You may not like this, but I’m going to totally cop-out on this question. I sat and thought about it for thirty minutes and got no-closer to a decent answer. There’s just way too much to unpack here, so forgive me, but I’m not going to try. I love all of it, and more to the point, love being right in the middle of an incredible, grass roots-type art movement.
Tell me about the Flatstock convention, for those of us who might never have heard of it before.
Flatstock is a gig-poster show that usually happens in conjunction with a music festival. The biggest is at SXSW, but they have also cropped up at Reeperbahn in Hamburg, Primavera in Barcelona, Pitchfork in Chicago and several other cities. Gig-poster artists come from all over the world to display and sell their prints. We’re talking about a lot of artists here; sometimes up to 100. There is so much stuff to look at. It can take hours. You will always find something you can’t live without.
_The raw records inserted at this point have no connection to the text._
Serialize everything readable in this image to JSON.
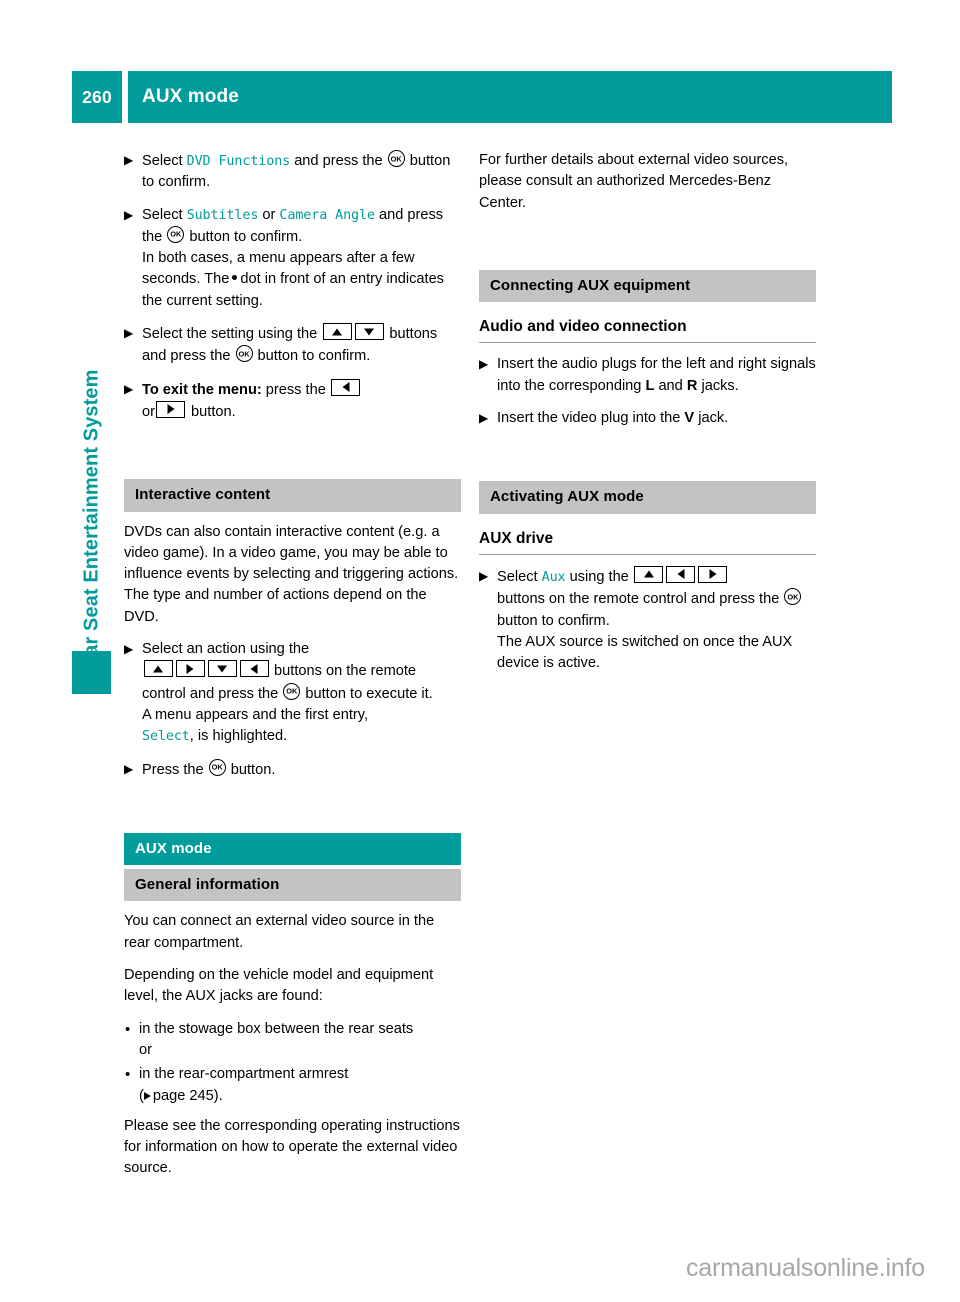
{
  "header": {
    "page_number": "260",
    "title": "AUX mode"
  },
  "sidebar": {
    "label": "Rear Seat Entertainment System"
  },
  "left_column": {
    "steps": [
      {
        "id": "step-dvd-functions",
        "text_1": "Select ",
        "menu_1": "DVD Functions",
        "text_2": " and press the ",
        "icon": "ok-button-icon",
        "text_3": " button to confirm."
      },
      {
        "id": "step-subtitles-camera-angle",
        "text_1": "Select ",
        "menu_1": "Subtitles",
        "text_2": " or ",
        "menu_2": "Camera Angle",
        "text_3": " and press the ",
        "text_4": " button to confirm.",
        "cont_1": "In both cases, a menu appears after a few seconds. The",
        "cont_2": "dot in front of an entry indicates the current setting."
      },
      {
        "id": "step-select-setting",
        "text_1": "Select the setting using the ",
        "text_2": " buttons and press the ",
        "text_3": " button to confirm."
      },
      {
        "id": "step-exit-menu",
        "bold_label": "To exit the menu:",
        "text_1": " press the ",
        "text_2": "or",
        "text_3": " button."
      }
    ],
    "interactive_content": {
      "heading": "Interactive content",
      "paragraph": "DVDs can also contain interactive content (e.g. a video game). In a video game, you may be able to influence events by selecting and triggering actions. The type and number of actions depend on the DVD.",
      "step_select_action": {
        "text_1": "Select an action using the",
        "text_2": " buttons on the remote control and press the ",
        "text_3": " button to execute it.",
        "cont_1": "A menu appears and the first entry,",
        "menu_1": "Select",
        "cont_2": ", is highlighted."
      },
      "step_press_ok": {
        "text_1": "Press the ",
        "text_2": " button."
      }
    },
    "aux_mode": {
      "heading": "AUX mode",
      "sub_heading": "General information",
      "paragraph_1": "You can connect an external video source in the rear compartment.",
      "paragraph_2": "Depending on the vehicle model and equipment level, the AUX jacks are found:",
      "bullets": [
        {
          "text": "in the stowage box between the rear seats",
          "sub": "or"
        },
        {
          "text": "in the rear-compartment armrest",
          "sub_prefix": "(",
          "sub_ref": "page 245",
          "sub_suffix": ")."
        }
      ],
      "paragraph_3": "Please see the corresponding operating instructions for information on how to operate the external video source."
    }
  },
  "right_column": {
    "intro_paragraph": "For further details about external video sources, please consult an authorized Mercedes-Benz Center.",
    "connecting_aux": {
      "heading": "Connecting AUX equipment",
      "sub_heading": "Audio and video connection",
      "step_audio": {
        "text_1": "Insert the audio plugs for the left and right signals into the corresponding ",
        "bold_1": "L",
        "text_2": " and ",
        "bold_2": "R",
        "text_3": " jacks."
      },
      "step_video": {
        "text_1": "Insert the video plug into the ",
        "bold_1": "V",
        "text_2": " jack."
      }
    },
    "activating_aux": {
      "heading": "Activating AUX mode",
      "sub_heading": "AUX drive",
      "step_select_aux": {
        "text_1": "Select ",
        "menu_1": "Aux",
        "text_2": " using the ",
        "text_3": "buttons on the remote control and press the ",
        "text_4": " button to confirm.",
        "cont_1": "The AUX source is switched on once the AUX device is active."
      }
    }
  },
  "watermark": {
    "text": "carmanualsonline.info"
  },
  "colors": {
    "teal": "#009b9b",
    "gray_bar": "#c3c3c3",
    "rule": "#9a9a9a",
    "watermark": "#a7a7a7"
  }
}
Dealers, traders and resellers are not allowed – you buy directly from the artist(s). So, if one crops up in your town, or at your favorite music festival, come see us, buy some cool art and hang out and drink with us.
You and I grew up in the Time Before Cell Phones… even before the Internet. I remember seeing gig posters as a kid, even if it was just something made by the band, Xeroxed at a local copy shop and stapled to a telephone pole. But these days I mostly see them online. Has the constantly evolving technology affected your thought process or artistic vision in any way?
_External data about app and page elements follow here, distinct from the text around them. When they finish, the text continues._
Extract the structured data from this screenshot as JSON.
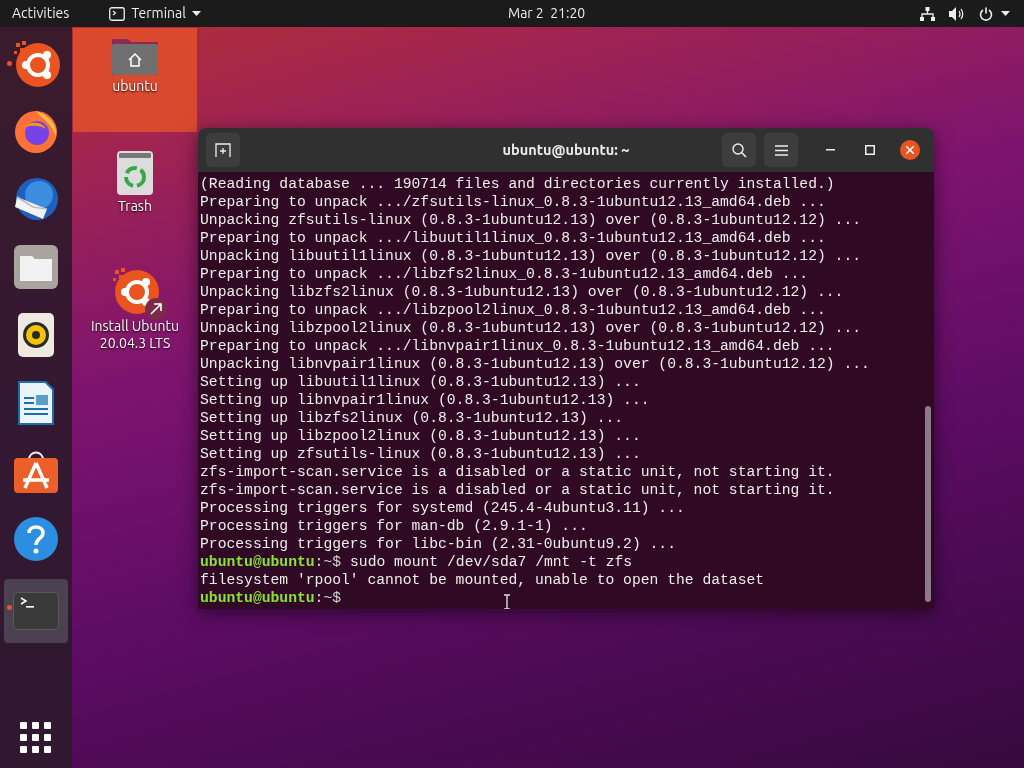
{
  "top_bar": {
    "activities": "Activities",
    "app_menu": "Terminal",
    "clock": "Mar 2  21:20"
  },
  "dock": [
    {
      "kind": "installer",
      "running": true,
      "selected": false
    },
    {
      "kind": "firefox",
      "running": false,
      "selected": false
    },
    {
      "kind": "thunderbird",
      "running": false,
      "selected": false
    },
    {
      "kind": "files",
      "running": false,
      "selected": false
    },
    {
      "kind": "rhythmbox",
      "running": false,
      "selected": false
    },
    {
      "kind": "writer",
      "running": false,
      "selected": false
    },
    {
      "kind": "software",
      "running": false,
      "selected": false
    },
    {
      "kind": "help",
      "running": false,
      "selected": false
    },
    {
      "kind": "terminal",
      "running": true,
      "selected": true
    }
  ],
  "desktop_icons": [
    {
      "kind": "home",
      "label": "ubuntu",
      "selected": true
    },
    {
      "kind": "trash",
      "label": "Trash",
      "selected": false
    },
    {
      "kind": "installer",
      "label": "Install Ubuntu 20.04.3 LTS",
      "selected": false
    }
  ],
  "terminal": {
    "title": "ubuntu@ubuntu: ~",
    "lines": [
      {
        "kind": "output",
        "text": "(Reading database ... 190714 files and directories currently installed.)"
      },
      {
        "kind": "output",
        "text": "Preparing to unpack .../zfsutils-linux_0.8.3-1ubuntu12.13_amd64.deb ..."
      },
      {
        "kind": "output",
        "text": "Unpacking zfsutils-linux (0.8.3-1ubuntu12.13) over (0.8.3-1ubuntu12.12) ..."
      },
      {
        "kind": "output",
        "text": "Preparing to unpack .../libuutil1linux_0.8.3-1ubuntu12.13_amd64.deb ..."
      },
      {
        "kind": "output",
        "text": "Unpacking libuutil1linux (0.8.3-1ubuntu12.13) over (0.8.3-1ubuntu12.12) ..."
      },
      {
        "kind": "output",
        "text": "Preparing to unpack .../libzfs2linux_0.8.3-1ubuntu12.13_amd64.deb ..."
      },
      {
        "kind": "output",
        "text": "Unpacking libzfs2linux (0.8.3-1ubuntu12.13) over (0.8.3-1ubuntu12.12) ..."
      },
      {
        "kind": "output",
        "text": "Preparing to unpack .../libzpool2linux_0.8.3-1ubuntu12.13_amd64.deb ..."
      },
      {
        "kind": "output",
        "text": "Unpacking libzpool2linux (0.8.3-1ubuntu12.13) over (0.8.3-1ubuntu12.12) ..."
      },
      {
        "kind": "output",
        "text": "Preparing to unpack .../libnvpair1linux_0.8.3-1ubuntu12.13_amd64.deb ..."
      },
      {
        "kind": "output",
        "text": "Unpacking libnvpair1linux (0.8.3-1ubuntu12.13) over (0.8.3-1ubuntu12.12) ..."
      },
      {
        "kind": "output",
        "text": "Setting up libuutil1linux (0.8.3-1ubuntu12.13) ..."
      },
      {
        "kind": "output",
        "text": "Setting up libnvpair1linux (0.8.3-1ubuntu12.13) ..."
      },
      {
        "kind": "output",
        "text": "Setting up libzfs2linux (0.8.3-1ubuntu12.13) ..."
      },
      {
        "kind": "output",
        "text": "Setting up libzpool2linux (0.8.3-1ubuntu12.13) ..."
      },
      {
        "kind": "output",
        "text": "Setting up zfsutils-linux (0.8.3-1ubuntu12.13) ..."
      },
      {
        "kind": "output",
        "text": "zfs-import-scan.service is a disabled or a static unit, not starting it."
      },
      {
        "kind": "output",
        "text": "zfs-import-scan.service is a disabled or a static unit, not starting it."
      },
      {
        "kind": "output",
        "text": "Processing triggers for systemd (245.4-4ubuntu3.11) ..."
      },
      {
        "kind": "output",
        "text": "Processing triggers for man-db (2.9.1-1) ..."
      },
      {
        "kind": "output",
        "text": "Processing triggers for libc-bin (2.31-0ubuntu9.2) ..."
      },
      {
        "kind": "prompt",
        "user": "ubuntu@ubuntu",
        "suffix": ":~$",
        "command": "sudo mount /dev/sda7 /mnt -t zfs"
      },
      {
        "kind": "output",
        "text": "filesystem 'rpool' cannot be mounted, unable to open the dataset"
      },
      {
        "kind": "prompt",
        "user": "ubuntu@ubuntu",
        "suffix": ":~$"
      }
    ]
  }
}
Yes, and no. I always complete the piece in my head first, so I’m not thinking how I’ll produce it yet, just what I intend to produce – then I start thinking “how.” Vdesign for print, and I will use the latest and greatest technology available if it’s a time-saver (and it usually is). Anything that will let me eliminate a step is aces with me, so I definitely keep my design software skills honed and won’t shy away from investing in a piece of equipment that has the potential to pay for itself relatively quickly. Modern processes are designed and utilized for the sake of expediency and one would be crazy not to take advantage. The digital age of art is here and will never go away, so let’s just embrace it already. But, I have to admit, the tactile sensation of pen on paper is something I’ll never fully abandon.
The last word is yours. What’s the best way for a band to get in touch?
Check out my work at my website, badmoonstudios.com, and if it’s something you dig, feel free to email me. I’ll be happy to talk about your project!